=== Section Start ===

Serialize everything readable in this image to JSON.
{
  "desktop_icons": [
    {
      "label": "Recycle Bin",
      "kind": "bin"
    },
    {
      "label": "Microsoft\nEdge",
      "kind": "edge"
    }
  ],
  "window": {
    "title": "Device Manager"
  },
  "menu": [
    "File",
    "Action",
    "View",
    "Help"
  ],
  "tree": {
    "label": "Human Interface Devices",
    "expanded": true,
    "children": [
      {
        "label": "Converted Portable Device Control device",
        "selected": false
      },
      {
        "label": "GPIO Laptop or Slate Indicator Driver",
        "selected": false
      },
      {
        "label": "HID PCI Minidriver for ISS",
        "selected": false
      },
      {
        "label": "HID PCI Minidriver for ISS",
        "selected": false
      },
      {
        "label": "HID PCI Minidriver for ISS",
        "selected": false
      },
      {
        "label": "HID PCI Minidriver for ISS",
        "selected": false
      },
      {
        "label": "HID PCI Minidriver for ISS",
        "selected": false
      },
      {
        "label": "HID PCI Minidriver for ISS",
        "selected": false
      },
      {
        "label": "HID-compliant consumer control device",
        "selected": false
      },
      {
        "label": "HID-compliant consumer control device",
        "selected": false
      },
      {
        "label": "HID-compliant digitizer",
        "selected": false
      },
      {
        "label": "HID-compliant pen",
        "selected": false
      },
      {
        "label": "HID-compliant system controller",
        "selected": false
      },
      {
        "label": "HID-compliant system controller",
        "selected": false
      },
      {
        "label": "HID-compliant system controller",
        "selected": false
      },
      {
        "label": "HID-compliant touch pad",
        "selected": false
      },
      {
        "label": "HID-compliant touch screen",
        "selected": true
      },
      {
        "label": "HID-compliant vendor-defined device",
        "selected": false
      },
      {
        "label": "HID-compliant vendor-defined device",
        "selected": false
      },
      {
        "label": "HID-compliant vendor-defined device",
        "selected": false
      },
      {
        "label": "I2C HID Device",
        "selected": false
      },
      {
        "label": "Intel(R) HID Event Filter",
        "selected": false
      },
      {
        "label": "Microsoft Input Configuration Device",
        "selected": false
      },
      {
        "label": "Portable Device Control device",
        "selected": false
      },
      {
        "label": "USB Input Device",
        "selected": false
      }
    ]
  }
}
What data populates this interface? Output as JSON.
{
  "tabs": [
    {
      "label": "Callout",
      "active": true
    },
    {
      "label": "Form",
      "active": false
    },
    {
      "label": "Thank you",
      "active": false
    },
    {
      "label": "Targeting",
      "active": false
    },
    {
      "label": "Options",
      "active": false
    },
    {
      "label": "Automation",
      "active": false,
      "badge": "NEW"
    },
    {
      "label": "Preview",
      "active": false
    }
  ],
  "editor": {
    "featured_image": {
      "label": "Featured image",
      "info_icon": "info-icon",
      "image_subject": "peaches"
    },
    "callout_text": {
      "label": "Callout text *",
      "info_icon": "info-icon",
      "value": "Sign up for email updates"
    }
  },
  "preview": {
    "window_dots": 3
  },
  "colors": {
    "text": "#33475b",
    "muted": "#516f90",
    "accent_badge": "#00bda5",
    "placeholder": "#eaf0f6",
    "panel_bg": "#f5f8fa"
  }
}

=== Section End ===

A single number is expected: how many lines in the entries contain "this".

2